Air Force did have years of success in football, but this was while Army and Navy were having an identity crisis and playing 3-4 games against I-AA schools every year. Air Force was the only service academy committed to playing football at the highest level, and that momentum carried them for years. Charlie Weatherbie stopped playing I-AA games, but he didn’t even bother recruiting much against Air Force because he didn’t think he could. He instead opted for the “wide net” approach like Bobby Ross and Stan Brock. Fisher DeBerry was still getting his pick of service academy players. Once Navy hired someone who was willing to go toe-to-toe with DeBerry, the pendulum swung almost immediately. From 1993 until starting 5-0 in 2003, Air Force was 82-45. Since losing to Navy that year, Air Force has gone 64-67. Meanwhile, Navy has won 20 of their last 22 games against the other service academies. Air Force has a whole host of other problems that might also have something to do with their slide, but having actual competition from Navy is something they didn’t used to have to deal with.

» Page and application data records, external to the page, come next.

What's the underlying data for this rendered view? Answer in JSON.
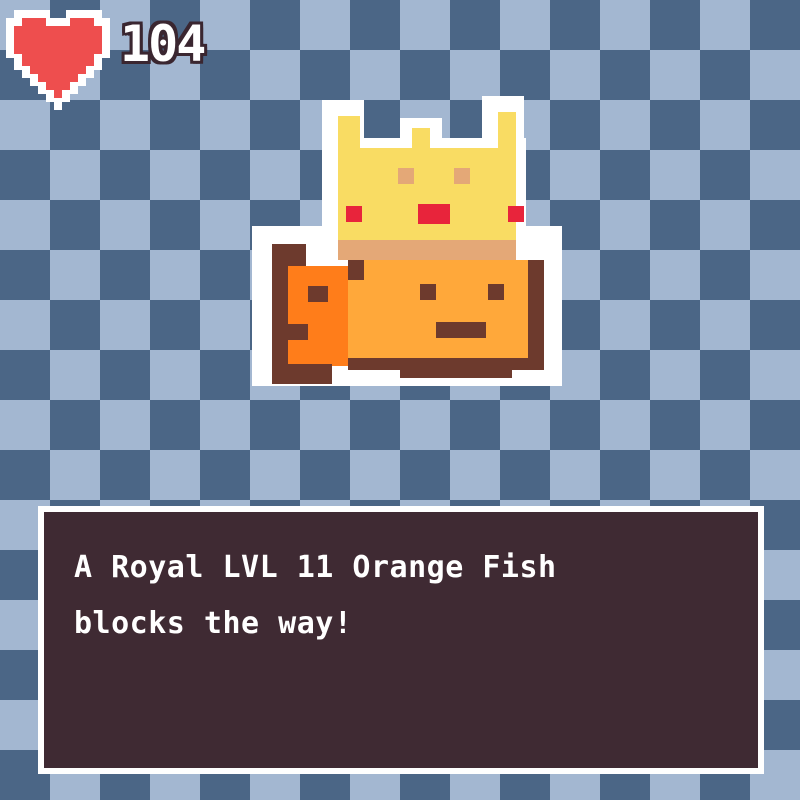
{
  "hud": {
    "hp_icon": "heart-icon",
    "hp_value": "104",
    "colors": {
      "heart": "#ee4e4e",
      "text": "#ffffff",
      "outline": "#3a2630"
    }
  },
  "enemy": {
    "icon": "royal-orange-fish-sprite",
    "colors": {
      "crown": "#f9dc63",
      "crown_band": "#e4a877",
      "gem": "#e8243b",
      "body": "#ffa83a",
      "fin": "#ff7d1a",
      "outline": "#6d3a2d"
    }
  },
  "dialog": {
    "lines": [
      "A Royal LVL 11 Orange Fish",
      "blocks the way!"
    ],
    "colors": {
      "background": "#3f2a33",
      "border": "#ffffff",
      "text": "#ffffff"
    }
  },
  "background": {
    "colors": {
      "light": "#a3b7d1",
      "dark": "#4b6686"
    }
  }
}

So, can things change? Sure, Army can beat Navy, but without a fundamental shift in the way they do business, they won’t be able to sustain that success. Air Force has created their own 501 (c)(3) for athletics, but it’ll take a little while to get it up to speed. Army, on the other hand, seems content to tread water. If anything, they’ve doubled down on the status quo. While conference realignment led Navy to join the American Athletic Conference for football, Army insists on remaining independent. In fact, they may have hinted at going back to the scheduling of the Jim Young days:
“Our goal is to play people that we look like, that have a similar-type mission that we do,” Corrigan said. “As you look at that, be it Rice, be it Tulane, be it Duke, be it Wake Forest, playing some of our more traditional rivals with a Colgate or an Ivy or other Patriot League teams mixed in there, it’s going very well. We are excited about that.”
Looking at recent Army schedules, they already play Tulane, Duke, and Wake Forest-types all the time. These wouldn’t be new additions. More Ivy League and Patriot League schools though? Just how many of these are they planning on mixing in? I can’t believe that they’d schedule more than one or two a year, but… I just don’t know. How many other FBS ADs, when asked about scheduling, would answer by talking about the FCS teams they’re planning on playing? Like those are the featured teams on the schedule that you’re excited about playing instead of just filler? It’s entirely possible that I’m reading too much into these comments, but I’d be nervous if I was an Army fan.
In the end, maybe Rich Ellerson sticks around for another year or two, or maybe Army will move on to yet another coach. But unless Army commits to making other changes, it won’t matter.